The website EnergyMatters’ posting titled “Attributing the blame for global warming” is one of the most intriguing postings I have read lately. The posting discusses a report made by a UN group to determine who is responsible for the man-made greenhouse gases that the warmers say have damaged the Earth. The Paris Agreement, for example, blames the Developed Nations and wants them to pay reparations to the rest of the world. The posting, on the contrary, persuasively argues that the developed nations aren’t not the primary sources of greenhouse gases. Further the folly of the “Developed Nations are at fault theme” is that when projected into the future the evidence says it is even less true. For those of us that believe that nature is the primary forcing agent with regard to global climate change, who is to “blame” is not particularly our big issue, but it is for the warmers. This posting seems to point out they continue to get it wrong:
“However, a little-known analysis from the United Nations Framework Convention on Climate Change (UNFCCC), concludes that greenhouse gas emissions from the developed countries in fact caused significantly less than half of the global warming through 2000.”
“The analysis in question was performed in 2007 by the MATCH (Modelling and Assessment of Contributions to Climate Change) Group at the behest of the UNFCCC, the 1992 agreement that underpins the Kyoto and Paris Agreements. MATCH performed the analysis by compiling a data base of greenhouse gas emissions (CO2, methane and nitrous oxide) from various countries and regions, including emissions from wood-burning, deforestation and agriculture, and by running the emissions through climate models to see how much warming each country/region had generated. The results were summarized on this pie chart:
“And a very interesting pie chart it is too. Assuming that the sum of the contributions from the USA, OECD Europe, Oceania (Australia and New Zealand), Japan and Canada represents the warming contribution of the developed countries we find that these countries were responsible for only 41% of the global temperature increase between 1890 and 2000. The remaining 59% was caused by emissions from Latin America, Africa, the Middle East and Asia less Japan, which with the exception of Singapore and arguably South Korea include all the world’s developing countries, along with the Former Soviet Union and East European countries, which at the time had nowhere near reached developed country income levels and mostly still haven’t.”

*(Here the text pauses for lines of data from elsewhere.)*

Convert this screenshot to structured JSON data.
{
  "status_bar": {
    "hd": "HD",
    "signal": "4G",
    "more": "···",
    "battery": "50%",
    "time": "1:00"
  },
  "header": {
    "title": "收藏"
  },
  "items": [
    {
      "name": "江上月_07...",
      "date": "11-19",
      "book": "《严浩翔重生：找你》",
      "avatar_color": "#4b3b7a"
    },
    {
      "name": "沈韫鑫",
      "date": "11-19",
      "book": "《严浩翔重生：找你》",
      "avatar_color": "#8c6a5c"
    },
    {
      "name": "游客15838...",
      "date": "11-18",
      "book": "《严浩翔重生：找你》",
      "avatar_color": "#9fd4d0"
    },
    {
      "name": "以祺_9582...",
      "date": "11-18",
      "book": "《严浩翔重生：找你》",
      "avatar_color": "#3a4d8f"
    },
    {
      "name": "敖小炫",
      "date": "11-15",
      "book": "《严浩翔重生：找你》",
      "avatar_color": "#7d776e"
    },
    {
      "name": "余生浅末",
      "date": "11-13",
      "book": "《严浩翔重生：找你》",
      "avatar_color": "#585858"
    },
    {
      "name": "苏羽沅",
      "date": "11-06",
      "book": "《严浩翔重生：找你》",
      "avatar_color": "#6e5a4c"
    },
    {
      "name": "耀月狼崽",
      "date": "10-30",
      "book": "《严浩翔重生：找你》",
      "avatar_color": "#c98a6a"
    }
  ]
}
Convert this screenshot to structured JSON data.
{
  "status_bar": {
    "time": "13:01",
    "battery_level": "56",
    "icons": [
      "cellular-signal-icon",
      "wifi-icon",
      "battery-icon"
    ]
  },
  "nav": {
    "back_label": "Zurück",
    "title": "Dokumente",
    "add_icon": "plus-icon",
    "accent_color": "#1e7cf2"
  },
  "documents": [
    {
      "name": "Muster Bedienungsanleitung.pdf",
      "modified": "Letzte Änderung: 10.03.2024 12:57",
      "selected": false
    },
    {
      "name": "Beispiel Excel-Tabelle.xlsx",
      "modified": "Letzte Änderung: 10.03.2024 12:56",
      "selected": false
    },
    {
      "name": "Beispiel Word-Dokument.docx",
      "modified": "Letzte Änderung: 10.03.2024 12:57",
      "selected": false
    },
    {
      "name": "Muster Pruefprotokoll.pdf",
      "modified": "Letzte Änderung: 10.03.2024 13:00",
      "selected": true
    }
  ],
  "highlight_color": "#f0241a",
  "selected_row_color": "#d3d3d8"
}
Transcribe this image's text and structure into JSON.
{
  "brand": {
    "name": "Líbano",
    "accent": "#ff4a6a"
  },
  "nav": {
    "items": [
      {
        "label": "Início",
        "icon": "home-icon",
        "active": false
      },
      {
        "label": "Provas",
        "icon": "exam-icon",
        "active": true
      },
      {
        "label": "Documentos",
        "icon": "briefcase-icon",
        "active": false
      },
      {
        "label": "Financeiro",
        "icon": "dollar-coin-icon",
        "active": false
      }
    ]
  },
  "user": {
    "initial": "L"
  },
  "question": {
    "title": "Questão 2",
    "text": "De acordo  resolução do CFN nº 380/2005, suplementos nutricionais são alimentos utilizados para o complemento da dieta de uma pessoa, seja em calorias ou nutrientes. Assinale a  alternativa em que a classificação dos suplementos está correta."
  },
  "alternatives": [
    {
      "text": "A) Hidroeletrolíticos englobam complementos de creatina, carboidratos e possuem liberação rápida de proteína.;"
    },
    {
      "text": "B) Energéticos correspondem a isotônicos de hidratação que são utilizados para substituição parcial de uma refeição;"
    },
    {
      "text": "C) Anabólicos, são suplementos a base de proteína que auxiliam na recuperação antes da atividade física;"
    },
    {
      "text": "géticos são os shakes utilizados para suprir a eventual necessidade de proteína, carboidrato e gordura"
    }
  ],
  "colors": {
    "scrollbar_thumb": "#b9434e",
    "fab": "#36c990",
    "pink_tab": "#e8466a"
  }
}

“But that was the position in 2000. What has happened since then? Data on total greenhouse gas emissions by country and region are not readily available so we have to look at CO2 emissions. Figure 1 shows BP’s estimates of annual CO2 emissions between 1965 and 2015, taken from the 2016 Statistical Review, for the developed countries, China and the other developing countries. The estimates do not include CO2 emissions from wood burning and deforestation and also do not include methane and nitrous oxide, so they will underestimate the contribution of developing countries to total greenhouse gas emissions:
Figure 1: CO2 emissions from the developed countries, China and the other developing countries, 1965-2015. According to BP they “reflect only those through consumption of oil, gas and coal for combustion related activities” and “do not allow for any carbon that is sequestered, for other sources of carbon emissions, or for emissions of other greenhouse gases”.
By 2015, the developed nations are contributing CO2 at about 1/3 of the total.
China is emitting CO2 at an accelerating rate and is now the largest emitter of CO2 on the globe. And the Paris Agreement says they only should top off by 2030. At that time, it is quite possible they will be emitting 3x the US emissions.
Figure 2: China’s CO2 emissions, 1965-2015
When reading media reports on climate change, it is immediately obvious that the writer doesn’t know anything if he/she says that the US is no longer is the global leader in the fight against catastrophic man-made global warming, and that China is now the leader. Maybe the US is not now or perhaps has never been the leader, but for sure, the leader is not China.
I like the author’s summary:
“So where does this leave us? I venture to suggest that much of what has so far been agreed at climate conferences has been a result of the guilt complex suffered by the developed country delegates, who believing that they caused global warming felt compelled to take the lead in fixing it. (Kyoto, where only the developed countries committed to anything resembling meaningful emissions cuts while everyone else got a free ride, is an example.) Yet here we have data from the UNFCCC – which started the blame game – disputing this conclusion. One wonders what might have changed if the results of the MATCH study had been widely publicized, which for obvious reasons they weren’t.”